An image-free, word-for-word version of the records below is to be returned.

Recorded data
——————————

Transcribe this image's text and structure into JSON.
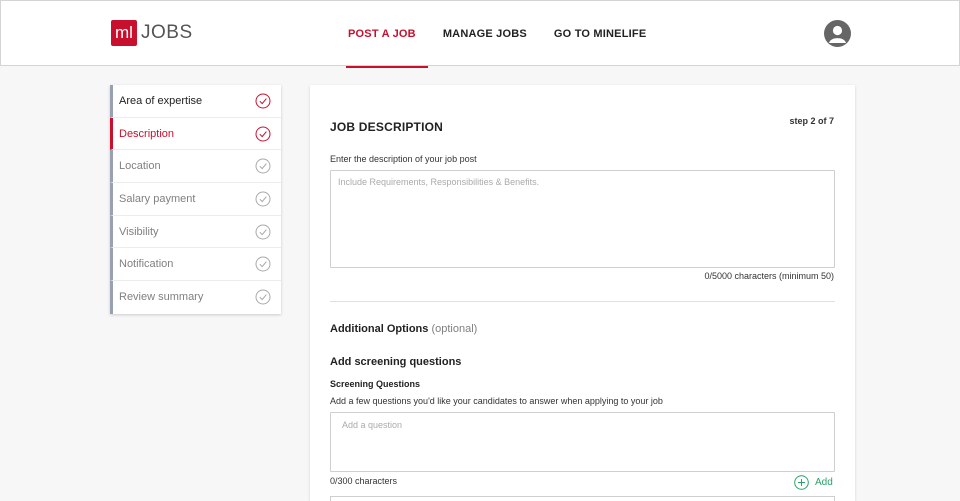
{
  "header": {
    "logo_mark": "ml",
    "logo_text": "JOBS",
    "nav": [
      {
        "label": "POST A JOB",
        "active": true
      },
      {
        "label": "MANAGE JOBS",
        "active": false
      },
      {
        "label": "GO TO MINELIFE",
        "active": false
      }
    ]
  },
  "sidebar": {
    "steps": [
      {
        "label": "Area of expertise",
        "state": "done"
      },
      {
        "label": "Description",
        "state": "active"
      },
      {
        "label": "Location",
        "state": "pending"
      },
      {
        "label": "Salary payment",
        "state": "pending"
      },
      {
        "label": "Visibility",
        "state": "pending"
      },
      {
        "label": "Notification",
        "state": "pending"
      },
      {
        "label": "Review summary",
        "state": "pending"
      }
    ]
  },
  "main": {
    "title": "JOB DESCRIPTION",
    "step_indicator": "step 2 of 7",
    "description": {
      "label": "Enter the description of your job post",
      "placeholder": "Include Requirements, Responsibilities & Benefits.",
      "value": "",
      "counter": "0/5000 characters (minimum 50)"
    },
    "additional_options": {
      "title": "Additional Options",
      "optional": "(optional)"
    },
    "screening": {
      "title": "Add screening questions",
      "subtitle": "Screening Questions",
      "help": "Add a few questions you'd like your candidates to answer when applying to your job",
      "placeholder": "Add a question",
      "value": "",
      "counter": "0/300 characters",
      "add_label": "Add"
    }
  },
  "colors": {
    "brand": "#c8102e",
    "add_green": "#2aa26a",
    "pending_check": "#a9a9a9"
  }
}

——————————

**Result of this task**
Transcribe this image's text and structure into JSON.
{
  "header": {
    "logo_mark": "ml",
    "logo_text": "JOBS",
    "nav": [
      {
        "label": "POST A JOB",
        "active": true
      },
      {
        "label": "MANAGE JOBS",
        "active": false
      },
      {
        "label": "GO TO MINELIFE",
        "active": false
      }
    ]
  },
  "sidebar": {
    "steps": [
      {
        "label": "Area of expertise",
        "state": "done"
      },
      {
        "label": "Description",
        "state": "active"
      },
      {
        "label": "Location",
        "state": "pending"
      },
      {
        "label": "Salary payment",
        "state": "pending"
      },
      {
        "label": "Visibility",
        "state": "pending"
      },
      {
        "label": "Notification",
        "state": "pending"
      },
      {
        "label": "Review summary",
        "state": "pending"
      }
    ]
  },
  "main": {
    "title": "JOB DESCRIPTION",
    "step_indicator": "step 2 of 7",
    "description": {
      "label": "Enter the description of your job post",
      "placeholder": "Include Requirements, Responsibilities & Benefits.",
      "value": "",
      "counter": "0/5000 characters (minimum 50)"
    },
    "additional_options": {
      "title": "Additional Options",
      "optional": "(optional)"
    },
    "screening": {
      "title": "Add screening questions",
      "subtitle": "Screening Questions",
      "help": "Add a few questions you'd like your candidates to answer when applying to your job",
      "placeholder": "Add a question",
      "value": "",
      "counter": "0/300 characters",
      "add_label": "Add"
    }
  },
  "colors": {
    "brand": "#c8102e",
    "add_green": "#2aa26a",
    "pending_check": "#a9a9a9"
  }
}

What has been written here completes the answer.